Case number: 170170
This review arises from a decision made by the Department to release records concerning particular correspondence about the applicant, following a request to which section 38 of the FOI Act applies. Section 38 applies to cases where, at some stage in the decision making process, the public body has formed the view that the record(s) in question qualify for exemption under one or more of the relevant exemptions in the FOI Act (i.e. sections 35, 36 and 37 - relating to information that is confidential, commercially sensitive, or personal information about third parties, respectively) but that the record(s) should be released in the public interest.
Where section 38 applies, the public body is required to notify an affected third party before making a final decision on whether or not the exemption(s), otherwise found to apply, should be overridden in the public interest. The requester, or an affected third party, on receiving notice of the final decision of the public body, may apply directly for a review of that decision to this Office.
On 2 February 2017, the Department received a request seeking access to records relating to the applicant. The Department formed the opinion that the request was one to which section 38 of the FOI Act applied and undertook a process of consultation with the applicant. The Department formally wrote to the applicant on 15 February 2017 inviting a submission on the possible release of particular records, and provided copies of those. The applicant made a submission to the Department on 3 March 2017, following which, by letter dated 31 March 2017, the Department notified the applicant of its decision to release the requested records. The applicant sought a review by this Office of that decision on 12 April 2017.
Section 38(2) provides that the head of a public body shall, not later than two weeks after the receipt of the request, notify any relevant third parties:
"(i) of the request and that, apart from this section, it falls, in the public interest, to be granted,
(ii) that the person may, not later than 3 weeks after the receipt of the notification, make submissions to the head in relation to the request, and

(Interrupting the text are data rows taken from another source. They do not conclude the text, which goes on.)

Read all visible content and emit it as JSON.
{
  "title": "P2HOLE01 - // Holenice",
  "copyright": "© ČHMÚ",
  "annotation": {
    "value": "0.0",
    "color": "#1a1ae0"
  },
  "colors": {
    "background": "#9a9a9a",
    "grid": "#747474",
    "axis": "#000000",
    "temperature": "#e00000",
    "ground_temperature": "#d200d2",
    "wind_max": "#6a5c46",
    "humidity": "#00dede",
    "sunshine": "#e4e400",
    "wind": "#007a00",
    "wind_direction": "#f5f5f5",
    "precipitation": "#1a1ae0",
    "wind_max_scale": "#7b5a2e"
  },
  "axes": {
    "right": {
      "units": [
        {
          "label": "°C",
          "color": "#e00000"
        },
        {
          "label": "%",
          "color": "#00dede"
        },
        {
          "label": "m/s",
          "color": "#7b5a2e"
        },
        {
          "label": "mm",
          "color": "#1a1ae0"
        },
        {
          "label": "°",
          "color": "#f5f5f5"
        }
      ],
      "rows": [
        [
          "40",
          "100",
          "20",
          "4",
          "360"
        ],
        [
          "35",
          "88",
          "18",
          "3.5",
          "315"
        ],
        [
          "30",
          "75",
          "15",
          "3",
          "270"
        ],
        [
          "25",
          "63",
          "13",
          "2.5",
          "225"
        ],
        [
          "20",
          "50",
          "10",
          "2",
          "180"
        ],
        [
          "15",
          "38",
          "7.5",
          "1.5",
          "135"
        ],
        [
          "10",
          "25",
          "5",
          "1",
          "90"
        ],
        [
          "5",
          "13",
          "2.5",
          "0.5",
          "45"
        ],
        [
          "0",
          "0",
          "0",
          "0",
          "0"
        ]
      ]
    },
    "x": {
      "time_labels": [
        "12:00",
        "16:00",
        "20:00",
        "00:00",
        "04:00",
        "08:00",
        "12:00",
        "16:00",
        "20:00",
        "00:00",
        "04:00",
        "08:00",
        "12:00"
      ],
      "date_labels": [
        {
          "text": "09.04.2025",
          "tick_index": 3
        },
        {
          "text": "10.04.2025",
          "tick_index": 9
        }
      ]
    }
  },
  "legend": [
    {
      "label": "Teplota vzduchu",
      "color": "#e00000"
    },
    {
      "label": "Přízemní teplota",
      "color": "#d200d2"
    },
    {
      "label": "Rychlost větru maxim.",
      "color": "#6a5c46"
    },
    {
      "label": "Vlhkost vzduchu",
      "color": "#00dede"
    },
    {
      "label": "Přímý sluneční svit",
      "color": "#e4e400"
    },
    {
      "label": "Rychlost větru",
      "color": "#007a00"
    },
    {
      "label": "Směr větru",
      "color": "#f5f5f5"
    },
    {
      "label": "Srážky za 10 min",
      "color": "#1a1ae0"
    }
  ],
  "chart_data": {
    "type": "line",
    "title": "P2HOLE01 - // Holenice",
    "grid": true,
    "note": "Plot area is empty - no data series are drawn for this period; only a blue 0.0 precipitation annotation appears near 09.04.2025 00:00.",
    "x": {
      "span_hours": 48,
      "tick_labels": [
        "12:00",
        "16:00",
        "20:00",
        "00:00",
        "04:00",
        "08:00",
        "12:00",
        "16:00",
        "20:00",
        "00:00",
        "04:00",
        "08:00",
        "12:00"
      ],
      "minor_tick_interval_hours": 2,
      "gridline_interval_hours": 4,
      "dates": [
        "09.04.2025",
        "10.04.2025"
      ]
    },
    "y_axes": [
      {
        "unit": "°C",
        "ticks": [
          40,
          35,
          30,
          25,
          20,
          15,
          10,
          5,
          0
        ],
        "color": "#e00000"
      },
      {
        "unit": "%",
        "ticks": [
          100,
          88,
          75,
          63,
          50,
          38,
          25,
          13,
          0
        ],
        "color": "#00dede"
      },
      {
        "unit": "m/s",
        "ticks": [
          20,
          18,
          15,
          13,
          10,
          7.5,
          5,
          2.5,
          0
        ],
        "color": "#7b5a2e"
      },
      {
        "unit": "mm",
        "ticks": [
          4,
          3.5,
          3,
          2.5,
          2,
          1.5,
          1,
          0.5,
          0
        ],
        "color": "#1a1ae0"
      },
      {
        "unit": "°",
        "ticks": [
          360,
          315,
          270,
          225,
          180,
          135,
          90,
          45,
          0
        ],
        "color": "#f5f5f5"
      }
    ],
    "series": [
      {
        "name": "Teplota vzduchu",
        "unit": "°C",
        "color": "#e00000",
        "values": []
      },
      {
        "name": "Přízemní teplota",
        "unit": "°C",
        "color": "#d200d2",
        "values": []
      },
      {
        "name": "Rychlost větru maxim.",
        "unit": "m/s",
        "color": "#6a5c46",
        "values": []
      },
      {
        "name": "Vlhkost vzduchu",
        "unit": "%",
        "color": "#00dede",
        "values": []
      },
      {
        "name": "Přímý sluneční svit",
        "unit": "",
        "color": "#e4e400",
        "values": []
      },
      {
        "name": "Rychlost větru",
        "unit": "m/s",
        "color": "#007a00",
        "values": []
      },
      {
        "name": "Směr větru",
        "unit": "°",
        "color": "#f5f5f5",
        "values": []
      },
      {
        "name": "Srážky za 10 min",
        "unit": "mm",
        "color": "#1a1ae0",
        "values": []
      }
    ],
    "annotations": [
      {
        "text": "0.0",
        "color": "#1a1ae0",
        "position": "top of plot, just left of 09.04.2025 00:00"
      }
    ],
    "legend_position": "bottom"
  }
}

(iii) that the head will consider any such submissions before deciding whether to grant or refuse to grant the request."
In this case the Department forwarded a copy of particular records to the applicant on 15 February 2017, inviting the applicant to submit his views on the release of those records by the Department. However, the Department then undertook a further consideration of the scope of the request and identified different records as being the subject of the request. The applicant was not notified about the revised records under consideration by the Department. The Department then made its decision in relation to the revised records it identified, without consulting with the applicant about those records. In communicating its decision to the applicant, the Department failed to inform the applicant that its decision related to different records than those which were the subject of its consultation on 15 February 2017. Consequently, the applicant was not afforded the opportunity to submit his views on the actual records which are the subject of the original FOI request in this case. It is evident, therefore, that the Department failed to consult properly with the applicant under the provisions of section 38 of the Act.
Sections 38(4) & (5)
Sections 38(4) & (5) of the FOI Act provide that the Department is required to notify the third party and the original requester of its decision within 10 working days of receipt of submissions from the third party or within 10 working days of the expiration of the time limit available to the third party, whichever is the earlier.
The applicant made his submission to the Department on 3 March 2017. On 31 March 2017, the Department notified him of its decision to grant the request, some eleven days outside of the statutory time frame in which to make a decision. This error was further compounded by the fact that the decision was made on the basis of records that had not been sent to the applicant for consultation. The applicant then applied for a review by this Office, but on the understanding that the records incorrectly identified as being the subject of the request were the subject of the decision to release. I note further that no formal decision was sent to the requester as required by the Act.
I am concerned at the delay that has arisen for both the requester and the applicant in receiving a binding determination on the matter as a result of the Department's failure to correctly apply the requirements of section 38 the FOI Act. While I am reluctant to take any action that adds further to that delay, I do not consider that the section 38 requirements were applied correctly in this case. Regretfully, it is my view that the decision of the Department should be annulled and I find accordingly.
The effect of this is that the section 38 aspects of the original decision must be put aside and the Department will have to conduct a new, first instance decision-making process in which it can apply the section 38 requirements of the Act correctly, having full regard to the scope of the request as defined by the applicant in his email of 2 February 2017. Finally, I would like to remind the Department of the step by step guide to the application of section 38 (including some letter templates) provided by the Central Policy Unit (CPU) at the Department of Public Expenditure and Reform, which is available at www.foi.gov.ie. The Commissioner's Procedures Manual on www.oic.ie also contains, at Appendix 4, a useful commentary on the section 38 provisions.
Having carried out a review under section 22(2) of the FOI Act, I hereby annul the decision of the Department in the matter and direct it to conduct a new decision making process which complies with the requirements of section 38 of the Act.
Should a valid application be received from any party in relation to the new decision, this Office will endeavour to process that application as quickly as possible and in consideration of the interests of all affected parties.
Section 24 of the FOI Act sets out detailed provisions for an appeal to the High Court by a party to a review, or any other person affected by the decision. In summary, such an appeal, normally on a point of law, must be initiated not later than four weeks after notice of the decision was given to the person bringing the appeal.